Surgical treatment of PRAA is described below. Other types of vascular ring anomalies can be managed in a similar fashion. A persistent left vena cava often covers the left ventral area of the vascular ring. A persistent right ligamentum arteriosum and some aberrant right subclavians should be approached from the right side. Angiograms are helpful in patients with double aortic arches to determine which arch is dominant and if adequate circulation can be maintained after transection of the other arch. It may not be possible to relieve constrictions caused by a double aortic arch. If the animal is severely debilitated, place a gastric feeding tube for several days before surgery.

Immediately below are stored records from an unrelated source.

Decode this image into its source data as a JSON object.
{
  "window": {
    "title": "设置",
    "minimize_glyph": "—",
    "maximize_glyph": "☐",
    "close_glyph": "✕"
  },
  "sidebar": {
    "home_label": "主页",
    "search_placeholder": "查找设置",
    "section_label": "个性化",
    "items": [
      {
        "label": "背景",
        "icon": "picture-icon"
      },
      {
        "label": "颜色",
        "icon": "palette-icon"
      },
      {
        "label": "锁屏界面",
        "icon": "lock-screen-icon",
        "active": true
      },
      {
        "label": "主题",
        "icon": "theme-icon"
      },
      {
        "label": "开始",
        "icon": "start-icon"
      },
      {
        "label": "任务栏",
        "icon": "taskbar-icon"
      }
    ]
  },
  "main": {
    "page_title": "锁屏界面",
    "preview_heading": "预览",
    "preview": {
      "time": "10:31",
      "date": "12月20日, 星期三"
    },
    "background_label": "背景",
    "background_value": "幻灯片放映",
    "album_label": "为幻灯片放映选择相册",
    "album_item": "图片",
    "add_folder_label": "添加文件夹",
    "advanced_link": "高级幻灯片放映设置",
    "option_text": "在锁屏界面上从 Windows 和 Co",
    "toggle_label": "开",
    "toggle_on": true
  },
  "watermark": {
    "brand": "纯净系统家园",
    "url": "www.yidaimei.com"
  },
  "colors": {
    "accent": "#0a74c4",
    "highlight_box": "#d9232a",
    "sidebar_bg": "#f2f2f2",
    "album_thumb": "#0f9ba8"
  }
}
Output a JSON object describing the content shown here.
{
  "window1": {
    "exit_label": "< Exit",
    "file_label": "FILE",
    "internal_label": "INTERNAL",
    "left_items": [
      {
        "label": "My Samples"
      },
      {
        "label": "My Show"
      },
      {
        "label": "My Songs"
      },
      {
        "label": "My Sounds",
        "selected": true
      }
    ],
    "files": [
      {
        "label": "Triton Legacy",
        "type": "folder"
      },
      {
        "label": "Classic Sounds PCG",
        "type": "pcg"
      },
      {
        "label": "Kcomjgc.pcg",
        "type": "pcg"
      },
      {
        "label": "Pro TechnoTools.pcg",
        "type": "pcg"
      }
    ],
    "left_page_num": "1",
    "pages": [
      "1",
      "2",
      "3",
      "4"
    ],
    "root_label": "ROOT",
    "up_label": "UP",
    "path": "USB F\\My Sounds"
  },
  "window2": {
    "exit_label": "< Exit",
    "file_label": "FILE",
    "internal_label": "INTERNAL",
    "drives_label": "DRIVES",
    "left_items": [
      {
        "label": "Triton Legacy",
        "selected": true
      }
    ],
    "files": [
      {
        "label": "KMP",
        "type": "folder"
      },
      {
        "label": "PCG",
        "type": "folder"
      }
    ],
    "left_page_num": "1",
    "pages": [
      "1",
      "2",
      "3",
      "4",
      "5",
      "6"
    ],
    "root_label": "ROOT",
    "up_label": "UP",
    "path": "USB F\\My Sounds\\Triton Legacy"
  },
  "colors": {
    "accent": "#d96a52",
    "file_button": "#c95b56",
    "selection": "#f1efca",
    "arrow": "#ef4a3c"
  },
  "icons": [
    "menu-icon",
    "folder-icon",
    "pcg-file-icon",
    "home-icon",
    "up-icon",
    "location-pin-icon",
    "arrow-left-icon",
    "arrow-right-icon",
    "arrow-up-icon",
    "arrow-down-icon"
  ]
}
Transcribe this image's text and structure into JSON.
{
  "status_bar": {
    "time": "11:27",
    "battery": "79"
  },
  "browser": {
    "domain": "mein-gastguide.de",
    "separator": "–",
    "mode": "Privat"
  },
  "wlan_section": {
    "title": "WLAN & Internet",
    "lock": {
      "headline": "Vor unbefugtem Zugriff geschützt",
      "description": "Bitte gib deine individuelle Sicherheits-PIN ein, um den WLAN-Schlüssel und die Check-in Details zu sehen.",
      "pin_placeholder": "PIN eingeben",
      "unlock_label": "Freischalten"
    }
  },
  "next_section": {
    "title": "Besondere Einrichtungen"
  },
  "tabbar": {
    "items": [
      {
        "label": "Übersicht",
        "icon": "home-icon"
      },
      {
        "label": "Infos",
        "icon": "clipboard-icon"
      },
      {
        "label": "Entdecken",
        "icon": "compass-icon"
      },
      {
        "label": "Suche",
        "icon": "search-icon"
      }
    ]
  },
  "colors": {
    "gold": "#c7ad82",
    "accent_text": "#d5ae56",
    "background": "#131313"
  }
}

Some surgeons attempt to decrease esophageal lumen size if the esophagus is severely dilated and not expected to return to normal size. This is accomplished by placing a series of nonpenetrating "plication" or "gathering" sutures in the accessible lateral esophageal wall. Alternatively a portion of the esophagus may be resected. These techniques are not recommended routinely because they increase the risk of complications.